Work request.
Among the entries below, count the lines containing the string "false". Only the count is needed.
*** Opening of Recorded data ***
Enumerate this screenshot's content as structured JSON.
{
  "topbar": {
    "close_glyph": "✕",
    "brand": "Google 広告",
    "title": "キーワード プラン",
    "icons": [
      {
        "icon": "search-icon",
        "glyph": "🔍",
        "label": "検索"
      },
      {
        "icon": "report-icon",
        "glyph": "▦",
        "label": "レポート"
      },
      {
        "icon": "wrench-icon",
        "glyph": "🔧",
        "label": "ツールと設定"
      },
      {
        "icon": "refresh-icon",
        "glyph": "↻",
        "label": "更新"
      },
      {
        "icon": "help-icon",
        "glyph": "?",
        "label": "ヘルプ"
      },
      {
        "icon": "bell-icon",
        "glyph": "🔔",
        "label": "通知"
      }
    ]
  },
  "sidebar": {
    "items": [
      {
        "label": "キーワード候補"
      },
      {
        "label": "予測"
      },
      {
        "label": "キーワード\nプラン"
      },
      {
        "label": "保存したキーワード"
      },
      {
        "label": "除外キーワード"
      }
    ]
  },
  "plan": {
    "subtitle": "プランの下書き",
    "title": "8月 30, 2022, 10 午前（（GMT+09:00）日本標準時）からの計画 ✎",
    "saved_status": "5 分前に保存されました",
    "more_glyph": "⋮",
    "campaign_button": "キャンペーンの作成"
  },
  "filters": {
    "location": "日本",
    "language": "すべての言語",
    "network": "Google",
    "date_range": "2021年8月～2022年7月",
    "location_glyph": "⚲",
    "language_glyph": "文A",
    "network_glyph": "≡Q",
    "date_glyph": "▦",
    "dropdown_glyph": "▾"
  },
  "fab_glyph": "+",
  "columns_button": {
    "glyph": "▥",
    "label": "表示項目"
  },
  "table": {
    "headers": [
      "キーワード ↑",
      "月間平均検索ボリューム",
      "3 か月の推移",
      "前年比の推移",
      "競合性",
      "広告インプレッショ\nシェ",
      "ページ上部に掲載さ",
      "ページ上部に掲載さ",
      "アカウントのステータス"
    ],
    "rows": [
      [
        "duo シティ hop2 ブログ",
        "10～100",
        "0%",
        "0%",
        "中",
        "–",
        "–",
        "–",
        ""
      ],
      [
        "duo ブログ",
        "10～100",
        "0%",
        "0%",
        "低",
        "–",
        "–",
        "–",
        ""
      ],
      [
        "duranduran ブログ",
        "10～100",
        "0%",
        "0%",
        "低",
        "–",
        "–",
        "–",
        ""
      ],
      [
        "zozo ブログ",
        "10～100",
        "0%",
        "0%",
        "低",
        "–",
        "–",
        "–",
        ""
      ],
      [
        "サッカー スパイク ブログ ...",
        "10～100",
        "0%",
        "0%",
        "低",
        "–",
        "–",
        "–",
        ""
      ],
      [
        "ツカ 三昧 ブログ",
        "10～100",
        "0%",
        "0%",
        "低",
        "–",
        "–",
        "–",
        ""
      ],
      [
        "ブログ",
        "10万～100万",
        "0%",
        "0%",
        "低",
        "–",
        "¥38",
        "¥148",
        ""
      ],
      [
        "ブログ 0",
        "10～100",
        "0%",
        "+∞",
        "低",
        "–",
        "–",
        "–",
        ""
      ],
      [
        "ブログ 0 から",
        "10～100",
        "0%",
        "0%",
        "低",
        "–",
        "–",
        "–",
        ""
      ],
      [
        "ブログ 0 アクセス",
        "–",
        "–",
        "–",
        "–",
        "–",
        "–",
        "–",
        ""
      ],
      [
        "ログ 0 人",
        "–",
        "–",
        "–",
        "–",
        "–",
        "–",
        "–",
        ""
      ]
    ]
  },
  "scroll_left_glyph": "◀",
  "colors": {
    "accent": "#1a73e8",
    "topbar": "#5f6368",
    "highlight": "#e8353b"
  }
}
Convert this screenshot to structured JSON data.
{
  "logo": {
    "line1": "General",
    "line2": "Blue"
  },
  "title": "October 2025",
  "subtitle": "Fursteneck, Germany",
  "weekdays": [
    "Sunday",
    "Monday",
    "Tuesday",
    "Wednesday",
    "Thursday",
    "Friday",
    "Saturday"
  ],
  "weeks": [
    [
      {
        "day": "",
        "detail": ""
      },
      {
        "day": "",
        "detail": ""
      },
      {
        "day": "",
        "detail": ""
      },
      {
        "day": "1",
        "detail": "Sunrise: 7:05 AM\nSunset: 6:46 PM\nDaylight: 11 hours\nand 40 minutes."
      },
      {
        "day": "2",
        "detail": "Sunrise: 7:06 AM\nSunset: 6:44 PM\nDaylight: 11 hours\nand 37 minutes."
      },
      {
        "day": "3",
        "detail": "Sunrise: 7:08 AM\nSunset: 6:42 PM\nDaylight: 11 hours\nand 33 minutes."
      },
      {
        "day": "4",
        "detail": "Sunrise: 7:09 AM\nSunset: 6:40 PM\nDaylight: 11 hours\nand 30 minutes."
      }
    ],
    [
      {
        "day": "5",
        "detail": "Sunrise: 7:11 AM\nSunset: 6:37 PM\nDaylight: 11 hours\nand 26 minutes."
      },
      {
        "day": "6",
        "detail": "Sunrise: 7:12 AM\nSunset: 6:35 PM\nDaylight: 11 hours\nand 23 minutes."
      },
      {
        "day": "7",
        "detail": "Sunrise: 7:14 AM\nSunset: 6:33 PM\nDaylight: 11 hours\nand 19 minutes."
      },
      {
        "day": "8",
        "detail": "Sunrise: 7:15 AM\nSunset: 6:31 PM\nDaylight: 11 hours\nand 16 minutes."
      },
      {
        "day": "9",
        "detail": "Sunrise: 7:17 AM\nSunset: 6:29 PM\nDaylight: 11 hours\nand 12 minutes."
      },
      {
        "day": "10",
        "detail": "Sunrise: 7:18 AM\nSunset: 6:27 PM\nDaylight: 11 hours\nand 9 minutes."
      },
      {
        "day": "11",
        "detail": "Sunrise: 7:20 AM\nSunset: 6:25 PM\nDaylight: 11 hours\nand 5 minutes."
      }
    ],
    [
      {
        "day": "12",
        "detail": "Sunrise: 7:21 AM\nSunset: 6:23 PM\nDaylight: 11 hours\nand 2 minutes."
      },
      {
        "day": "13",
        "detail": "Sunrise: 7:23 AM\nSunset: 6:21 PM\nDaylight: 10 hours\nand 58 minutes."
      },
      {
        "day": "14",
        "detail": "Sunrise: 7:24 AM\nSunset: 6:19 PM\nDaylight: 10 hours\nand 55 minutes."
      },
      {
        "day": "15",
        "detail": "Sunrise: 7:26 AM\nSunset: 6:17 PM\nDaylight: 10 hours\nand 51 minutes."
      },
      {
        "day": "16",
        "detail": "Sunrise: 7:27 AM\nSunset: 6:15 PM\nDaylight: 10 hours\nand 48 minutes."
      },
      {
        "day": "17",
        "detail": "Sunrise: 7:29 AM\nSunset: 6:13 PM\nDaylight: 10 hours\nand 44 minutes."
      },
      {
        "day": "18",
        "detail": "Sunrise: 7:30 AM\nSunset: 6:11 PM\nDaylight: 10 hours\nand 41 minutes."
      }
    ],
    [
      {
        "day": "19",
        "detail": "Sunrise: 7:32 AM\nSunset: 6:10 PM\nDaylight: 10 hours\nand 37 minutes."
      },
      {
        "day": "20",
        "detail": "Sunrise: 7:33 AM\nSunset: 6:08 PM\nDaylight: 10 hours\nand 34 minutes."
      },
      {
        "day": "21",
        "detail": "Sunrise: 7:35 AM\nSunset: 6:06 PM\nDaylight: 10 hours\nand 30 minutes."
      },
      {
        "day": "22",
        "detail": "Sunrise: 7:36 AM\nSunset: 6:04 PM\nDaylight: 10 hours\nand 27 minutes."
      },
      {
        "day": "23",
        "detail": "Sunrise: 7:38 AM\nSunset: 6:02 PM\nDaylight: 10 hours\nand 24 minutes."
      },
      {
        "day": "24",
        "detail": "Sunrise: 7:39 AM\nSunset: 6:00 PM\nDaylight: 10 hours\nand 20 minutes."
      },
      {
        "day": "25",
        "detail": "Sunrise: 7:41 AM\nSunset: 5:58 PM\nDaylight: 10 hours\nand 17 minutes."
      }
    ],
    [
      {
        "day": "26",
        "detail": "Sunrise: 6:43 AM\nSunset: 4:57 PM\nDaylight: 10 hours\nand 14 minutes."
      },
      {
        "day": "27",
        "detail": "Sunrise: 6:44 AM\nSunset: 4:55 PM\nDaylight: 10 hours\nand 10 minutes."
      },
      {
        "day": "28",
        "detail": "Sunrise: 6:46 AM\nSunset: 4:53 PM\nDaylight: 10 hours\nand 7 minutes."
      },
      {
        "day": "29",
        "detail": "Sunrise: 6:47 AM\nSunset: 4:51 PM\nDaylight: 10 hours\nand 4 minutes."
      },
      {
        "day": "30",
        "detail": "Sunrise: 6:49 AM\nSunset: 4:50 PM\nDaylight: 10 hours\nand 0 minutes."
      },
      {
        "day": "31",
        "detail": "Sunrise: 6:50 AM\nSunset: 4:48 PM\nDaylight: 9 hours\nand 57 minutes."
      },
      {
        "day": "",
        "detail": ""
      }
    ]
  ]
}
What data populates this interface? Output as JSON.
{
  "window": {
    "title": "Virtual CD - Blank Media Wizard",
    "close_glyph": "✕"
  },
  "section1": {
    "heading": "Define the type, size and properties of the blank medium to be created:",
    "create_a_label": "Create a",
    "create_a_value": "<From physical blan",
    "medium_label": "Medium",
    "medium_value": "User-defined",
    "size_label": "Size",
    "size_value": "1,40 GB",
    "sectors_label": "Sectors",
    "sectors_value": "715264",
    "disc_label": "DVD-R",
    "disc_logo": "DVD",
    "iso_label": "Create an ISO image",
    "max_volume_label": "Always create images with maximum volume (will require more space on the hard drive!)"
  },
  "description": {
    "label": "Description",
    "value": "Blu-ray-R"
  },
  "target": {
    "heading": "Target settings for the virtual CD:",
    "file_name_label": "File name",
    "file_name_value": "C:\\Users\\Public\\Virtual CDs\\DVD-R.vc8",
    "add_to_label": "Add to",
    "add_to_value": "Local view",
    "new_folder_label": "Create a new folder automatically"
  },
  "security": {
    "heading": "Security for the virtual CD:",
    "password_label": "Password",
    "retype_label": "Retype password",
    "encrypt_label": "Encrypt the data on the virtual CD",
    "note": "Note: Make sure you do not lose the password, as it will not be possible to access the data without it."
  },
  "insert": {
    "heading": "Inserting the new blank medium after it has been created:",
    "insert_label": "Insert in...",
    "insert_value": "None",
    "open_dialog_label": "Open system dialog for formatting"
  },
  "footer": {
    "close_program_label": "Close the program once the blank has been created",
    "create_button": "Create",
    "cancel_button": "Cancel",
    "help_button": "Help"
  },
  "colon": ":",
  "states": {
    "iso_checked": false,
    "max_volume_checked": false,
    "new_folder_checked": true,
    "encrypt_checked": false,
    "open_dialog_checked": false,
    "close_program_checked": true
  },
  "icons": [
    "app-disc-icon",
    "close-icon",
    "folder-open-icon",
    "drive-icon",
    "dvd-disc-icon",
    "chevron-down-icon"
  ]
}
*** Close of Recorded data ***
Answer space.
4